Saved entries

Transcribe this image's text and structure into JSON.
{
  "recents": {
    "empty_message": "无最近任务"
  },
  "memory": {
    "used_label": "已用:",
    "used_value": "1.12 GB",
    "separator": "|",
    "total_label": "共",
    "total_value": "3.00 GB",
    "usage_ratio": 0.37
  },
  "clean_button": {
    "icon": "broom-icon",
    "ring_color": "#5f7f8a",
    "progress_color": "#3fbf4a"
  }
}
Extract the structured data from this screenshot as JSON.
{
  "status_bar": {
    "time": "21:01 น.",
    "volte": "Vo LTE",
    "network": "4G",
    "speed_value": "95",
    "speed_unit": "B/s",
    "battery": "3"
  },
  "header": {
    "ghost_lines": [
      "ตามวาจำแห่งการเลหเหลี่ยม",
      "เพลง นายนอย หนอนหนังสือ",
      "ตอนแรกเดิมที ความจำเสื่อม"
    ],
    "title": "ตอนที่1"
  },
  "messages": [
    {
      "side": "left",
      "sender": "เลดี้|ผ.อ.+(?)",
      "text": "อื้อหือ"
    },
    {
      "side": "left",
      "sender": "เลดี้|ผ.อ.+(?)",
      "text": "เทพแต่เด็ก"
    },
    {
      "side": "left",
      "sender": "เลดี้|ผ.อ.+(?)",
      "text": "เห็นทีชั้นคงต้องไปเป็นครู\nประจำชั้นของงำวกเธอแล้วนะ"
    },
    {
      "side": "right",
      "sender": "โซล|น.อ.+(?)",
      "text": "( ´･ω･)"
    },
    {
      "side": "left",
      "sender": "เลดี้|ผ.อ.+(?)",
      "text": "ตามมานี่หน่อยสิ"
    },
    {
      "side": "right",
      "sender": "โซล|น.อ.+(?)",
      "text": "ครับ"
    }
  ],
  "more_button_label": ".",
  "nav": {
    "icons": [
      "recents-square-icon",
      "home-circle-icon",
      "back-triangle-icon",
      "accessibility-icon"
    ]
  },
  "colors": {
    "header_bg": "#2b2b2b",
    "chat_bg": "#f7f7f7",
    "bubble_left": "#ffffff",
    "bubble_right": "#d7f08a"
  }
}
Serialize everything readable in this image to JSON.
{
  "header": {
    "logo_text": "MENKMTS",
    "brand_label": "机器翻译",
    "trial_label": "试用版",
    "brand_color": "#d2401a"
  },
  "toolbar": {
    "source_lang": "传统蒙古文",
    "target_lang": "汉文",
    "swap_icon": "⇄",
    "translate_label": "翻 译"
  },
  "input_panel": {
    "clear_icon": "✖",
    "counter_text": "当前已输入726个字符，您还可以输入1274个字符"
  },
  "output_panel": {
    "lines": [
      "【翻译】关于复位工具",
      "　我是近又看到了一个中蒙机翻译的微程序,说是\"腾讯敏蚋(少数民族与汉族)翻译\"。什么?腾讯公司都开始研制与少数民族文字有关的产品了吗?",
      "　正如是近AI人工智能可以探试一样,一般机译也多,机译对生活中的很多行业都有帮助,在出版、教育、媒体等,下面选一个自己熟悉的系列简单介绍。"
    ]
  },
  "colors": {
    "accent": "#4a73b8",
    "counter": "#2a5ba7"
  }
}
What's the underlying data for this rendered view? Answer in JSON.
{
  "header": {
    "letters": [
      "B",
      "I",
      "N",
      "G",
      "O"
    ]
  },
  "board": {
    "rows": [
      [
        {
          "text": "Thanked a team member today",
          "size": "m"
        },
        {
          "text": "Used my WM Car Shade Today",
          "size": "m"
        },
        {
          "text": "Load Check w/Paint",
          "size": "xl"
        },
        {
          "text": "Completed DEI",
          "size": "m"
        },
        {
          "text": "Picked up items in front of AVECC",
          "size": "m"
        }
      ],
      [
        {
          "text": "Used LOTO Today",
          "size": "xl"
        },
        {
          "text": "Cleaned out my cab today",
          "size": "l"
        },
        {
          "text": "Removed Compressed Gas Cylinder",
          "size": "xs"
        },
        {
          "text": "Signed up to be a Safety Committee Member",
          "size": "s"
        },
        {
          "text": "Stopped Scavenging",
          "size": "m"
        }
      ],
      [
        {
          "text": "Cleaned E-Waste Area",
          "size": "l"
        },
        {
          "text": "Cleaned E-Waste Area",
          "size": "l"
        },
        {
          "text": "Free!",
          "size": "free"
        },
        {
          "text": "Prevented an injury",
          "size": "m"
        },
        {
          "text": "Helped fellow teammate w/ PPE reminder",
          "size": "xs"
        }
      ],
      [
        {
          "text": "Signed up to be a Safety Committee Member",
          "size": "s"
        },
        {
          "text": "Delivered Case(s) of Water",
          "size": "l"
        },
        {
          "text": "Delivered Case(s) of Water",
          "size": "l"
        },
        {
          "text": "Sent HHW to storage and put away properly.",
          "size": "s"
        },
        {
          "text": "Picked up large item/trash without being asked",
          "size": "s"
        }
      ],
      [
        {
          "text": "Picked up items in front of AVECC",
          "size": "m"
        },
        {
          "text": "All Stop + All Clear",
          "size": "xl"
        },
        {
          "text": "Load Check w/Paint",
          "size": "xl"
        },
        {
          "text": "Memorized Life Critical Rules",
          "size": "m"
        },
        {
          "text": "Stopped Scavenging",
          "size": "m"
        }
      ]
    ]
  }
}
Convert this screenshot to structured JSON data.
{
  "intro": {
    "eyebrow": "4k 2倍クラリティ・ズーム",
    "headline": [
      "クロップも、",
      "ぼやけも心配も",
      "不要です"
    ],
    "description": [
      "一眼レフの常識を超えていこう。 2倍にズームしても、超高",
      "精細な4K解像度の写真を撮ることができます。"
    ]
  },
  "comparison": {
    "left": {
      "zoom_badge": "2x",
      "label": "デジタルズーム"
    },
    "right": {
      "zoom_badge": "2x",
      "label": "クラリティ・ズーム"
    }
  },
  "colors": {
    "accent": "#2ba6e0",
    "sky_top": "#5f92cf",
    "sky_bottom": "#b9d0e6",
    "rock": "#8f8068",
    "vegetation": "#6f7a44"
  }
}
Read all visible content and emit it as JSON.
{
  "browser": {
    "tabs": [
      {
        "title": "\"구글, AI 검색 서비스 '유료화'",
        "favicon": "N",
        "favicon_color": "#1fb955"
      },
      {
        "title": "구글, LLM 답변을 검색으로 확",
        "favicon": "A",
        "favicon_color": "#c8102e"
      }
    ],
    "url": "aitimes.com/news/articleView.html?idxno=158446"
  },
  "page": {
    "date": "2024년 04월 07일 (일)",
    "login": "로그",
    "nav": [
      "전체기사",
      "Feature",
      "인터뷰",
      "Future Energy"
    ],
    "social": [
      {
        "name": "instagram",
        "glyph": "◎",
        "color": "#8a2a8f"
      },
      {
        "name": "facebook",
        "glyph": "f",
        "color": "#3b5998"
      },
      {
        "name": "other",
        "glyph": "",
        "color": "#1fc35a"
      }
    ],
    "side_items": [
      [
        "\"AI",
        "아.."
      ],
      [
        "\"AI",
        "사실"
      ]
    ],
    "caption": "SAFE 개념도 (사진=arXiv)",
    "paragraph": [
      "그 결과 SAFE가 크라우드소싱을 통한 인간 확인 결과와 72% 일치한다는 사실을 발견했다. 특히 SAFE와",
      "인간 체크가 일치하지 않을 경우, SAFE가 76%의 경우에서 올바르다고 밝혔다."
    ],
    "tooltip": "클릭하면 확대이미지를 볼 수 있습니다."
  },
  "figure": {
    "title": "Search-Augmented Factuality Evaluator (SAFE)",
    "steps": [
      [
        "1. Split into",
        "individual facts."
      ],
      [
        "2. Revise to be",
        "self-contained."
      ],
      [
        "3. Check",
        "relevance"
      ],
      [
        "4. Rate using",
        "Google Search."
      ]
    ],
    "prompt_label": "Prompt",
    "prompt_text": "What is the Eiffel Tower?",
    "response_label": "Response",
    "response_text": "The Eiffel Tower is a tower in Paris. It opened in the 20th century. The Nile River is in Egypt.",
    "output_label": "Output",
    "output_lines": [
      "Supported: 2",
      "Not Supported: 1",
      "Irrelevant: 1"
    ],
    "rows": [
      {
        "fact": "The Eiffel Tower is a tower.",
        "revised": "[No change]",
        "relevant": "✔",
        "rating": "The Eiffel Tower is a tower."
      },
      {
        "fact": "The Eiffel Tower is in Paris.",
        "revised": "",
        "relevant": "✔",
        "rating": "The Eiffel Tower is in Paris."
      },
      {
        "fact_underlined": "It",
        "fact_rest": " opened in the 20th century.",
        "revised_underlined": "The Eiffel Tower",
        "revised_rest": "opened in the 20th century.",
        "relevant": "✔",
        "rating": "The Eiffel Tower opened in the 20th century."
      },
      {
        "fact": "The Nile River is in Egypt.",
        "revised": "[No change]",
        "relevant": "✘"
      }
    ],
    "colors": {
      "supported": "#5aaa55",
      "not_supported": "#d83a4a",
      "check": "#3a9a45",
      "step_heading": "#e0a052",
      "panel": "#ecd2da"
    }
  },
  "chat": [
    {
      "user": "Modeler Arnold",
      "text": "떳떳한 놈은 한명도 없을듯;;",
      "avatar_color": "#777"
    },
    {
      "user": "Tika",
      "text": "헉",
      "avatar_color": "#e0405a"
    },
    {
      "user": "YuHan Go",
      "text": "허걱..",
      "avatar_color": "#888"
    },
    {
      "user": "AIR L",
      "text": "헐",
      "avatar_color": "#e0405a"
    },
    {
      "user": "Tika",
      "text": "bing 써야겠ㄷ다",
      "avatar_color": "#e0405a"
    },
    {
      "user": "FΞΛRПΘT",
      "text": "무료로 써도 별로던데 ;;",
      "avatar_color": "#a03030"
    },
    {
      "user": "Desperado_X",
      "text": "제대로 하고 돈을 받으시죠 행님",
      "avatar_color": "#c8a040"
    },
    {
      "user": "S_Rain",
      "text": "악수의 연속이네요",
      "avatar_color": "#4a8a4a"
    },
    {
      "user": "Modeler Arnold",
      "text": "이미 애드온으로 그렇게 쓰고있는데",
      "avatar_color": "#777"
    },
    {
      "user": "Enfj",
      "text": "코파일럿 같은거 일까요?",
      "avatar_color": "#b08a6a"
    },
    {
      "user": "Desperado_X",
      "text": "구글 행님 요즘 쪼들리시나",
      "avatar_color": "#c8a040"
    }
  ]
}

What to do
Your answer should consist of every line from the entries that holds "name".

Answer below
        "name": "instagram",
        "name": "facebook",
        "name": "other",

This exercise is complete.